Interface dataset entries
---+---

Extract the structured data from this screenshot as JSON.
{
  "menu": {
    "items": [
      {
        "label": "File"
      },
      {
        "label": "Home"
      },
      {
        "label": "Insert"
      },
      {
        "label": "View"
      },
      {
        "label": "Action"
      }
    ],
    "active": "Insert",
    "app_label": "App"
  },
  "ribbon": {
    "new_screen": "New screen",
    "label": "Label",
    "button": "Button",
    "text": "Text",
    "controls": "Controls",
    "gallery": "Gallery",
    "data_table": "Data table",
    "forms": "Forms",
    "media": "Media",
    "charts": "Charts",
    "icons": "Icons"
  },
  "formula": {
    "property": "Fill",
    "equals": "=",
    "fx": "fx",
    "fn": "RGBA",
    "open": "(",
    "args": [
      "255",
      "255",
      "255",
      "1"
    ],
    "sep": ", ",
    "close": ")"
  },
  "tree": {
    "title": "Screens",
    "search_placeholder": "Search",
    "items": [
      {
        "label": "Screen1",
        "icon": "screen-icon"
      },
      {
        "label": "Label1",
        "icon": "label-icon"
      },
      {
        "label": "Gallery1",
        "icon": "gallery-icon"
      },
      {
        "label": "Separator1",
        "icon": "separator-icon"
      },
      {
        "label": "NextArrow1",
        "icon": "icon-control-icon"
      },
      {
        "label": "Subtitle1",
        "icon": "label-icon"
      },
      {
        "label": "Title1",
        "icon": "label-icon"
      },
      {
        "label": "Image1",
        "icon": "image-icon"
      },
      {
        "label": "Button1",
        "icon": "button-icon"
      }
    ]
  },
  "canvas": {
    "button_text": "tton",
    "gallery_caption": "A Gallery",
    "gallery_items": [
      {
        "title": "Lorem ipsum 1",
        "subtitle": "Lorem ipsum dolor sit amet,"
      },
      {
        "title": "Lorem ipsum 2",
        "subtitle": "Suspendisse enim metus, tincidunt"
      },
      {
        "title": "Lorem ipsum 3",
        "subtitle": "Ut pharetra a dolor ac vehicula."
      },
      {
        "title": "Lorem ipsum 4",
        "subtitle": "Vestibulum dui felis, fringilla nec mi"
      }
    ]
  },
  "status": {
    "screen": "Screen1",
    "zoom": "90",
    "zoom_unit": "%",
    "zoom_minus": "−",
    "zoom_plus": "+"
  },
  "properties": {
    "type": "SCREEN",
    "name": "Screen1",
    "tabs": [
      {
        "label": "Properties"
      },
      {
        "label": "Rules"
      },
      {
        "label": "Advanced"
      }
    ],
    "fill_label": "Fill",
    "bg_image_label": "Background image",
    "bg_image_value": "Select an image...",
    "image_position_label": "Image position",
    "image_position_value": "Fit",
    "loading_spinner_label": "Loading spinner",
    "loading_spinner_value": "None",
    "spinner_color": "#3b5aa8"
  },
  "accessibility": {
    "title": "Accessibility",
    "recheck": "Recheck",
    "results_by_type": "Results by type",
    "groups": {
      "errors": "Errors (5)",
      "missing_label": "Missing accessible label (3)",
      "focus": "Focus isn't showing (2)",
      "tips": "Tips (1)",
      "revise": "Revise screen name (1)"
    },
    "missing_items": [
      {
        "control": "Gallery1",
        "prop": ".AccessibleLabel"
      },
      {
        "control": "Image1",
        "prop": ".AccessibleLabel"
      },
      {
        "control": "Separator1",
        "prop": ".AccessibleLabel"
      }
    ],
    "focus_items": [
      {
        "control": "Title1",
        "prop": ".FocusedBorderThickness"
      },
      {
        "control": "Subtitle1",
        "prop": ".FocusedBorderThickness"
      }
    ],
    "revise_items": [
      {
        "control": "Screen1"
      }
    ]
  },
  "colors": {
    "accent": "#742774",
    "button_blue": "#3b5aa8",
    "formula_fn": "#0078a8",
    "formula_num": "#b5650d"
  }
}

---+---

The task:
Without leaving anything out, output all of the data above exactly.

Exercise output:
Extract the structured data from this screenshot as JSON.
{
  "menu": {
    "items": [
      {
        "label": "File"
      },
      {
        "label": "Home"
      },
      {
        "label": "Insert"
      },
      {
        "label": "View"
      },
      {
        "label": "Action"
      }
    ],
    "active": "Insert",
    "app_label": "App"
  },
  "ribbon": {
    "new_screen": "New screen",
    "label": "Label",
    "button": "Button",
    "text": "Text",
    "controls": "Controls",
    "gallery": "Gallery",
    "data_table": "Data table",
    "forms": "Forms",
    "media": "Media",
    "charts": "Charts",
    "icons": "Icons"
  },
  "formula": {
    "property": "Fill",
    "equals": "=",
    "fx": "fx",
    "fn": "RGBA",
    "open": "(",
    "args": [
      "255",
      "255",
      "255",
      "1"
    ],
    "sep": ", ",
    "close": ")"
  },
  "tree": {
    "title": "Screens",
    "search_placeholder": "Search",
    "items": [
      {
        "label": "Screen1",
        "icon": "screen-icon"
      },
      {
        "label": "Label1",
        "icon": "label-icon"
      },
      {
        "label": "Gallery1",
        "icon": "gallery-icon"
      },
      {
        "label": "Separator1",
        "icon": "separator-icon"
      },
      {
        "label": "NextArrow1",
        "icon": "icon-control-icon"
      },
      {
        "label": "Subtitle1",
        "icon": "label-icon"
      },
      {
        "label": "Title1",
        "icon": "label-icon"
      },
      {
        "label": "Image1",
        "icon": "image-icon"
      },
      {
        "label": "Button1",
        "icon": "button-icon"
      }
    ]
  },
  "canvas": {
    "button_text": "tton",
    "gallery_caption": "A Gallery",
    "gallery_items": [
      {
        "title": "Lorem ipsum 1",
        "subtitle": "Lorem ipsum dolor sit amet,"
      },
      {
        "title": "Lorem ipsum 2",
        "subtitle": "Suspendisse enim metus, tincidunt"
      },
      {
        "title": "Lorem ipsum 3",
        "subtitle": "Ut pharetra a dolor ac vehicula."
      },
      {
        "title": "Lorem ipsum 4",
        "subtitle": "Vestibulum dui felis, fringilla nec mi"
      }
    ]
  },
  "status": {
    "screen": "Screen1",
    "zoom": "90",
    "zoom_unit": "%",
    "zoom_minus": "−",
    "zoom_plus": "+"
  },
  "properties": {
    "type": "SCREEN",
    "name": "Screen1",
    "tabs": [
      {
        "label": "Properties"
      },
      {
        "label": "Rules"
      },
      {
        "label": "Advanced"
      }
    ],
    "fill_label": "Fill",
    "bg_image_label": "Background image",
    "bg_image_value": "Select an image...",
    "image_position_label": "Image position",
    "image_position_value": "Fit",
    "loading_spinner_label": "Loading spinner",
    "loading_spinner_value": "None",
    "spinner_color": "#3b5aa8"
  },
  "accessibility": {
    "title": "Accessibility",
    "recheck": "Recheck",
    "results_by_type": "Results by type",
    "groups": {
      "errors": "Errors (5)",
      "missing_label": "Missing accessible label (3)",
      "focus": "Focus isn't showing (2)",
      "tips": "Tips (1)",
      "revise": "Revise screen name (1)"
    },
    "missing_items": [
      {
        "control": "Gallery1",
        "prop": ".AccessibleLabel"
      },
      {
        "control": "Image1",
        "prop": ".AccessibleLabel"
      },
      {
        "control": "Separator1",
        "prop": ".AccessibleLabel"
      }
    ],
    "focus_items": [
      {
        "control": "Title1",
        "prop": ".FocusedBorderThickness"
      },
      {
        "control": "Subtitle1",
        "prop": ".FocusedBorderThickness"
      }
    ],
    "revise_items": [
      {
        "control": "Screen1"
      }
    ]
  },
  "colors": {
    "accent": "#742774",
    "button_blue": "#3b5aa8",
    "formula_fn": "#0078a8",
    "formula_num": "#b5650d"
  }
}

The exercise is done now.